Work instructions
While reading the listing below, count how many lines hold the word "roadPreset", and answer with the number only.

Records provided
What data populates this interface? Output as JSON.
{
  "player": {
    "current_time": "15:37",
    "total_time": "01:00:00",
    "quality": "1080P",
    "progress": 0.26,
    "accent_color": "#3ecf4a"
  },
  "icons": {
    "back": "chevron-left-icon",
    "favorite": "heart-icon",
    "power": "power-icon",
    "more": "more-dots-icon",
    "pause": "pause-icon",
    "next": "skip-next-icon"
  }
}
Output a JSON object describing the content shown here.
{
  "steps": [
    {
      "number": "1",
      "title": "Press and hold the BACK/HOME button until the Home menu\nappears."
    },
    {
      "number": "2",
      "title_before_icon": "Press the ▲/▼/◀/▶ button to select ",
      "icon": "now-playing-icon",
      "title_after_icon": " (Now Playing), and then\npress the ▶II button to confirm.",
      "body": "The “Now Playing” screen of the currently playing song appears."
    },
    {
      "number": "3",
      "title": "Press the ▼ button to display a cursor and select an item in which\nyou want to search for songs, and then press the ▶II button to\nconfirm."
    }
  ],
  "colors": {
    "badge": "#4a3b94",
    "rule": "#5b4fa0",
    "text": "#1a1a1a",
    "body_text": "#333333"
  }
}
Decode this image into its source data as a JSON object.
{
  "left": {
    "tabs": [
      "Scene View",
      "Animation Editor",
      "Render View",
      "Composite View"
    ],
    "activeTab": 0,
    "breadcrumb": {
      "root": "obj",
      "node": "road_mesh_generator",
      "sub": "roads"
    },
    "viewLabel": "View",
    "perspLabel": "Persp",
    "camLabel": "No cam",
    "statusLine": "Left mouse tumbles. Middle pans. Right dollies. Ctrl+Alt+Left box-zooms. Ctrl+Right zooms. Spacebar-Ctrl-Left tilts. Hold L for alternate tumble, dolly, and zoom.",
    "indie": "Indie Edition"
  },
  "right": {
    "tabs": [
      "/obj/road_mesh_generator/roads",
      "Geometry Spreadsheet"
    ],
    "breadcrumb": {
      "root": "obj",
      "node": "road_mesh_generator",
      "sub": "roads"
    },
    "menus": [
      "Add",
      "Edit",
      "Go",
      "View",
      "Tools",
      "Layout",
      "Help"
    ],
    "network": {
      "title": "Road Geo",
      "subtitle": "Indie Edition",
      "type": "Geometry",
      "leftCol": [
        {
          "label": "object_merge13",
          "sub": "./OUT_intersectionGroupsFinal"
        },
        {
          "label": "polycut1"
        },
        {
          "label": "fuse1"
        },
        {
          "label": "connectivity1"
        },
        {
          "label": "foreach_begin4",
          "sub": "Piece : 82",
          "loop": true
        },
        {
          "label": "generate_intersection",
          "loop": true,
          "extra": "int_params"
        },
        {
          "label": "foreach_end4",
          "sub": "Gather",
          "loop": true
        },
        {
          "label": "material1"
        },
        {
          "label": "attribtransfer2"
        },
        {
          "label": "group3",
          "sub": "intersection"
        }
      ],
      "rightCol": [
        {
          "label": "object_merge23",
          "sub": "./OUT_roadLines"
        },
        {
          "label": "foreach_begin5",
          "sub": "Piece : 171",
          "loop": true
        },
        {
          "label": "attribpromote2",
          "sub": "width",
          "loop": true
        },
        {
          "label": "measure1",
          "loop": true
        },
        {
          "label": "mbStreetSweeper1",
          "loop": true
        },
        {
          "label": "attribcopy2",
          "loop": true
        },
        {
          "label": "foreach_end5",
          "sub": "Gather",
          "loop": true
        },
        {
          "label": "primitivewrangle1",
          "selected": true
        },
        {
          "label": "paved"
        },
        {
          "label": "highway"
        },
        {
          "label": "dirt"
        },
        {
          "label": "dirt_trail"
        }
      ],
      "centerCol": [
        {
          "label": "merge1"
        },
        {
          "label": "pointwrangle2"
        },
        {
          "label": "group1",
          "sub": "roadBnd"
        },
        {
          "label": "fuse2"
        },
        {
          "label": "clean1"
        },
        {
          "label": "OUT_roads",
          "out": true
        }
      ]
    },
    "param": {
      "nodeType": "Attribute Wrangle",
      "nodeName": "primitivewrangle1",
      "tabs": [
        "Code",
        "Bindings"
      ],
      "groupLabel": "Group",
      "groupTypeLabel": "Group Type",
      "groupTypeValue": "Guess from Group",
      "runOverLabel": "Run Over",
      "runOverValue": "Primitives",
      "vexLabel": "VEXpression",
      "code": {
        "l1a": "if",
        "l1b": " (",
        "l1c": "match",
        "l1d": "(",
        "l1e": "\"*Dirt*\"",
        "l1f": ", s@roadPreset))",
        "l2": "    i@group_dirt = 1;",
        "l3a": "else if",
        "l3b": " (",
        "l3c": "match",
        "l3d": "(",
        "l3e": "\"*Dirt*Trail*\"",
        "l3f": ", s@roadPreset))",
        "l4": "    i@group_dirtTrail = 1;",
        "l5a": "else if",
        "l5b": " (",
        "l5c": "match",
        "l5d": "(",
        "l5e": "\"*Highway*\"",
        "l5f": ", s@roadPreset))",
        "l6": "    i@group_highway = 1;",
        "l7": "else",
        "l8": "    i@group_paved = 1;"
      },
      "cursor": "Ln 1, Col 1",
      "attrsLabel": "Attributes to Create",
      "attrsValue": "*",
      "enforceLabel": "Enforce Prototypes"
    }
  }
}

Solved problem
3